I was surprised to find that this new route was even better than my suggested route!
That day, I learned two things:
- How to keep quiet when your mind is about to come up with suggestions.
- How not to micromanage, and how to be a leader who learns.
At work also we encounter somewhat similar situations. In the business intelligence and analytics space, I work with lots of young millennials. They are smart and innovative. I always get tempted to suggest doing tasks in certain ways, using certain technology or tools.
But as soon as I get tempted with such an urge, I control myself. I wait and watch.
And then I get amazed by what gets accomplished without that intervention! I learn new ways, new technology, and new tools. The team gets inspired in three ways:
- They got their way to accomplish the tasks
- They take pride, and right to brag and teach the management on the something new and different
- The most important thing is the team gets encouraged to think outside the box and find creative ways to accomplish tasks and eventually the project.
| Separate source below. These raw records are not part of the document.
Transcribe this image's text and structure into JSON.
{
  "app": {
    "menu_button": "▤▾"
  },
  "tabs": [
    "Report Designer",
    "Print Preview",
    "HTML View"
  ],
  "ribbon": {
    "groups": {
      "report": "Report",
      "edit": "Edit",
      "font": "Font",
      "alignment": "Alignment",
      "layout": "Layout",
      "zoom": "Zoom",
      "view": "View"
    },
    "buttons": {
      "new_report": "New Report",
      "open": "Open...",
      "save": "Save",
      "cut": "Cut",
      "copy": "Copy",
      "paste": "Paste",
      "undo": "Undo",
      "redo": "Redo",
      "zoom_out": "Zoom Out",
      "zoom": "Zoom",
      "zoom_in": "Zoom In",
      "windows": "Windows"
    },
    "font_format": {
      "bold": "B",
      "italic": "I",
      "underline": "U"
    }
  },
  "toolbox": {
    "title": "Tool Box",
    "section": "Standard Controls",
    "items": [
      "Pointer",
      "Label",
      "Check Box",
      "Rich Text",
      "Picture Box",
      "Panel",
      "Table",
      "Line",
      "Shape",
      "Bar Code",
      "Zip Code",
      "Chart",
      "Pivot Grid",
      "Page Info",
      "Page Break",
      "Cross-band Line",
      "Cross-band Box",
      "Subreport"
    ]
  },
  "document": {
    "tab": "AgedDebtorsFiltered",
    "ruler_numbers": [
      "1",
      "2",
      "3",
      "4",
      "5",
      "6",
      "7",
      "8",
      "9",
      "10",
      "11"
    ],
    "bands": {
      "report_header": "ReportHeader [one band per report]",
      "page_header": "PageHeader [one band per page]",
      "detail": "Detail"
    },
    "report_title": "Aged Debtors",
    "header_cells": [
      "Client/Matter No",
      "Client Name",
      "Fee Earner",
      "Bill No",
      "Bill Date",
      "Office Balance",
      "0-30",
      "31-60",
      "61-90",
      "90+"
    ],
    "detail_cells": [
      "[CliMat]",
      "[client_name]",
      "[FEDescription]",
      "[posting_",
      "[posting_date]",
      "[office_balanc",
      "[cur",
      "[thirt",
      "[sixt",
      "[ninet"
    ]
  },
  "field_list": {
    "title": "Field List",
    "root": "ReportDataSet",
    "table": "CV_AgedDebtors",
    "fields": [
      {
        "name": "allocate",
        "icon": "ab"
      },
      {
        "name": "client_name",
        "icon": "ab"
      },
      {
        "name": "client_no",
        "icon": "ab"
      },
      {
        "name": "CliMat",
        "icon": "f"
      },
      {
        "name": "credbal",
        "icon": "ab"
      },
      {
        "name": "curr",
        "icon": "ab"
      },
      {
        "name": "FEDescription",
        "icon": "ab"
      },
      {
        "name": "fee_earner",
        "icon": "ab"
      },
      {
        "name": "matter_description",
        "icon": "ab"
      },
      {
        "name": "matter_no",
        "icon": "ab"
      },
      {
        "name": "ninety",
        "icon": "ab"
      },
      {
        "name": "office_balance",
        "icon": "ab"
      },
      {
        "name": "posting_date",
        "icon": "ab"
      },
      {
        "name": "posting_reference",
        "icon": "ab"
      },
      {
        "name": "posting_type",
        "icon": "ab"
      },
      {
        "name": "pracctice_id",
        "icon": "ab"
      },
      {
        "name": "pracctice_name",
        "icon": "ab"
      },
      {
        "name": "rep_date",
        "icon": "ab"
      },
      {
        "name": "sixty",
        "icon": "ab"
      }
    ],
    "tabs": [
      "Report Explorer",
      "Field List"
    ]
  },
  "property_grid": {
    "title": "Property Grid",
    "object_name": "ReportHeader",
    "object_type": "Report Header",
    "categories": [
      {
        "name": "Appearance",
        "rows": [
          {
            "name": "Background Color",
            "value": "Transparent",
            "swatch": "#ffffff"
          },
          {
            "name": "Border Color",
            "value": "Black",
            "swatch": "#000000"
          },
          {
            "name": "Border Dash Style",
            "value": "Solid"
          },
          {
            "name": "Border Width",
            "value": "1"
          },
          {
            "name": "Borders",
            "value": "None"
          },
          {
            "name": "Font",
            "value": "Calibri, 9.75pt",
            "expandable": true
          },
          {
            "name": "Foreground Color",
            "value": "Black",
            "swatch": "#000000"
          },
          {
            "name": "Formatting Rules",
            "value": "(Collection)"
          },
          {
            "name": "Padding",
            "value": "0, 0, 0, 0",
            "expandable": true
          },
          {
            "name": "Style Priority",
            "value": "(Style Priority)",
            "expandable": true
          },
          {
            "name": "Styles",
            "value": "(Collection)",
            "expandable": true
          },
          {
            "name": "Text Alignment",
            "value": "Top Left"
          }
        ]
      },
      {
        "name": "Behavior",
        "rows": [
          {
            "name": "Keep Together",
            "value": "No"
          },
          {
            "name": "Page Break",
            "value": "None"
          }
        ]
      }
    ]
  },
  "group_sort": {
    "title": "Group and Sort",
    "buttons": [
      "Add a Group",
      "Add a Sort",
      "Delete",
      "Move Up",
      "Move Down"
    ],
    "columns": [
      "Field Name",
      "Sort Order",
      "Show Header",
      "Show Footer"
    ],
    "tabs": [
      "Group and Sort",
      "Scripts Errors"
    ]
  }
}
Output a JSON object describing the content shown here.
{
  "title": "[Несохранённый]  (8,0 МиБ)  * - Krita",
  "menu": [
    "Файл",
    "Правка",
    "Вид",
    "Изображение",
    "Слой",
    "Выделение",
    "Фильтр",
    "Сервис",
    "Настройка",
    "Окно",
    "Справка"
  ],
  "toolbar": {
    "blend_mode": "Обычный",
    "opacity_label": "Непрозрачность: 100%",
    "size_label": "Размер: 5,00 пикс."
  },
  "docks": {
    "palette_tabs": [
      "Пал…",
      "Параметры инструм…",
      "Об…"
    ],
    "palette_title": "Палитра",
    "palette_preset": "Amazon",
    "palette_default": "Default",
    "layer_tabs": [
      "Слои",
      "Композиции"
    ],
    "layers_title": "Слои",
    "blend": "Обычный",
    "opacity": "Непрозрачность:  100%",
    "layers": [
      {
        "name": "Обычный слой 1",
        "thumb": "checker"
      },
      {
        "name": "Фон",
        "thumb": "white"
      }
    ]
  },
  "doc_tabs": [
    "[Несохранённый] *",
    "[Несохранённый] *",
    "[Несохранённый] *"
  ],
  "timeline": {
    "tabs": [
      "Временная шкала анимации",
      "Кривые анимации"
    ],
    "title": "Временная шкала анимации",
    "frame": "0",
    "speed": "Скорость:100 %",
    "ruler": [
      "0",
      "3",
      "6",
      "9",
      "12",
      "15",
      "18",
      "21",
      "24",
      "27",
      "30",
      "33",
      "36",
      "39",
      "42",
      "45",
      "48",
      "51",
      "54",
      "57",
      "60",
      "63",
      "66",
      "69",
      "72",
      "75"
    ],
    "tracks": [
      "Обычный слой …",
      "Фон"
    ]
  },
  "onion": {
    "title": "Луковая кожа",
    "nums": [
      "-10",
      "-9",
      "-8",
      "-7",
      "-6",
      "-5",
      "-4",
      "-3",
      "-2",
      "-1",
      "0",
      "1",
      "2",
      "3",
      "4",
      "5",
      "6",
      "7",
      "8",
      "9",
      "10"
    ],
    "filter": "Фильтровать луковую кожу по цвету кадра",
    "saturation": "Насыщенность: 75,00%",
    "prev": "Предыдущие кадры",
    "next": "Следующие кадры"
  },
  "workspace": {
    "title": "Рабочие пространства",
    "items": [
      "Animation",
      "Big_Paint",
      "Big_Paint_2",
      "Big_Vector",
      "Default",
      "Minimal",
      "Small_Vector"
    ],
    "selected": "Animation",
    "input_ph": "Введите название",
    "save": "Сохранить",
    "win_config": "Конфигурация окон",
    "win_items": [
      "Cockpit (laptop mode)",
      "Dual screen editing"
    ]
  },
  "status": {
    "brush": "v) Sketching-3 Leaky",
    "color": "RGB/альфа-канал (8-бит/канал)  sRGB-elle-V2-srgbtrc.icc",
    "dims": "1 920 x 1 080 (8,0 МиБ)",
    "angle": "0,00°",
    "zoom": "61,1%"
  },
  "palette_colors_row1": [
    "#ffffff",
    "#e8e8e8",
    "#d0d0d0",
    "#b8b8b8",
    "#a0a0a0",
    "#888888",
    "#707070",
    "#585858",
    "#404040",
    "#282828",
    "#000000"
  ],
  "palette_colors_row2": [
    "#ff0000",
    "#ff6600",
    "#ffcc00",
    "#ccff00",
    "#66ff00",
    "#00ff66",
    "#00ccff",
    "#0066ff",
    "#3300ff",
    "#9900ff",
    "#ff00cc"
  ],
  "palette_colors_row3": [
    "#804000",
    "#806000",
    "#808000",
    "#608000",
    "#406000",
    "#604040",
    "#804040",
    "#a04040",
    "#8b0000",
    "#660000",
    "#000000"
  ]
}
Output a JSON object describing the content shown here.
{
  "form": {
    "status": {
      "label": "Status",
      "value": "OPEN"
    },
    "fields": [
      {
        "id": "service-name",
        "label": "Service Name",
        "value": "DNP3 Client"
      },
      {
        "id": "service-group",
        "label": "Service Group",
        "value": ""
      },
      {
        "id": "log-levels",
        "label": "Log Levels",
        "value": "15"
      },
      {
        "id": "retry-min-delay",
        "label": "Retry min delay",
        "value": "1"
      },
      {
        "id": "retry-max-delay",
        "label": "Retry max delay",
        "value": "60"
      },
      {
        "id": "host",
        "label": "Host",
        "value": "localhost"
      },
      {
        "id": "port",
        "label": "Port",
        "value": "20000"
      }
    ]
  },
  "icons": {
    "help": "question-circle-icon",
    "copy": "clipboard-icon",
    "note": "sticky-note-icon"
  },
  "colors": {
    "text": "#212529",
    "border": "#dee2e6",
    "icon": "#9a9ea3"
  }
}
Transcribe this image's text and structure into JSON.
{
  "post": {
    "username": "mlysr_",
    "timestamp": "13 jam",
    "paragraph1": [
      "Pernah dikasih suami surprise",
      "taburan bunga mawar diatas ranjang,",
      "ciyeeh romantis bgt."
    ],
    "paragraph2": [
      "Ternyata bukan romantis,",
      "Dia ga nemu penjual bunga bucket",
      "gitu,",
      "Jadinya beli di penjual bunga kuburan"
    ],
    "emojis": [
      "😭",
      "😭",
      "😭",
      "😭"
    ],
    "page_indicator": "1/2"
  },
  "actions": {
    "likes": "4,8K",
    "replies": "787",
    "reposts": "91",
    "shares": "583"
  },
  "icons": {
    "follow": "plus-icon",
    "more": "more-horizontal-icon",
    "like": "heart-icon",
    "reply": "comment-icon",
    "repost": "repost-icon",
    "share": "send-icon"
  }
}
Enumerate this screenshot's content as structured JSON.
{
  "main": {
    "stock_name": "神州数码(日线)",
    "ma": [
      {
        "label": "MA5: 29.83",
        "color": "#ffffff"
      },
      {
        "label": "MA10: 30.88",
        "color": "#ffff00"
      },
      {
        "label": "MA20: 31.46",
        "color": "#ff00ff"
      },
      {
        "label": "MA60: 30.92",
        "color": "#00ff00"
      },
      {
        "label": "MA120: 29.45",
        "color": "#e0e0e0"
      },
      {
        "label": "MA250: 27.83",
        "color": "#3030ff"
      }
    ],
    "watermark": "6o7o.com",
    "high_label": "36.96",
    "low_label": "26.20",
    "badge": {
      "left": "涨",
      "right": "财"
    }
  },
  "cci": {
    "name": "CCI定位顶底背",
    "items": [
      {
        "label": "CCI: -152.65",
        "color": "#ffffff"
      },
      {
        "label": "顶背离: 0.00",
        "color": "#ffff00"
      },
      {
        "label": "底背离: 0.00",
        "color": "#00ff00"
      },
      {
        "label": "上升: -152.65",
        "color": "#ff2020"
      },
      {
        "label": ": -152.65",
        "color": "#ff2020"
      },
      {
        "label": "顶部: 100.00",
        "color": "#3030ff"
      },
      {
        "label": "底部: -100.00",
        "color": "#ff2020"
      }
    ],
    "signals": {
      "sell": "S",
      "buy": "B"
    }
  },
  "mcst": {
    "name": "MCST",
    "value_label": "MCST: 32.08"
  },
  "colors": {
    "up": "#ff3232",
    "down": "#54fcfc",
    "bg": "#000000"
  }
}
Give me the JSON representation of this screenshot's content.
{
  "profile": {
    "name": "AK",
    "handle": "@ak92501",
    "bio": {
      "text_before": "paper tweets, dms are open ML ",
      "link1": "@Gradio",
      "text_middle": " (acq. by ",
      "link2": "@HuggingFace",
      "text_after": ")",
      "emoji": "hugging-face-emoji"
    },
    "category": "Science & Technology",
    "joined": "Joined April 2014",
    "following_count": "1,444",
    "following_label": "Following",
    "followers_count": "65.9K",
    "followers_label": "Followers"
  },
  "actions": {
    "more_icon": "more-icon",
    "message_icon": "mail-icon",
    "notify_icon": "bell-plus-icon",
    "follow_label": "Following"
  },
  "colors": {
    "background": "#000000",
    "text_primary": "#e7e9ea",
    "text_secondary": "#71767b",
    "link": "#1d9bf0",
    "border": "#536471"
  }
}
This is nothing new, and even most of the micromanagers would know this. However, it is not easy to give up micromanaging. Why is that? Maybe the answer is in the thinking pattern. Maybe the micromanager is afraid to lose control. Maybe the micromanager is afraid to come up as not knowing the new ways. Maybe it affects the ego.
But my experience is different. When I give up suggestions and come up as ‘not knowing’ but allowing to try out the new ways, I need to make sure one thing. The team needs to be assured that they will be protected if anything goes wrong and help guide and manage up and control the situation.
The team does not assess you as someone ignorant if you go their way. It feeds the team’s ego in a healthy way – and that’s a good way to encourage rather than protecting the manager’s ego.
Before we start drawing conclusions about micromanaging, however, we should remember there’s always another side to the coin.
There are various areas and uses where micromanagement might be helpful. One such area is complex assignments and delegation. For example, unless I can get all the necessary details about the data analysis being done, I can understand the challenges well enough to either (having a similar experience) provide suggestions or (as a leader) get another team member involved who has similar experience to look at the issue at hand. But a true leader will handle such situations, respectfully and delicately, so it doesn’t come across as micromanaging.
So be bold, be ready to learn and become a true leader!
A manager can be a micromanager, if s/he wants to keep following the same way, same route, same method, same technology, but a leader has to keep an open and broad mind. A leader with an open mind is ready to learn, lets the team think creatively, and is ready to protect the team. Micromanager or a leader – the choice is yours.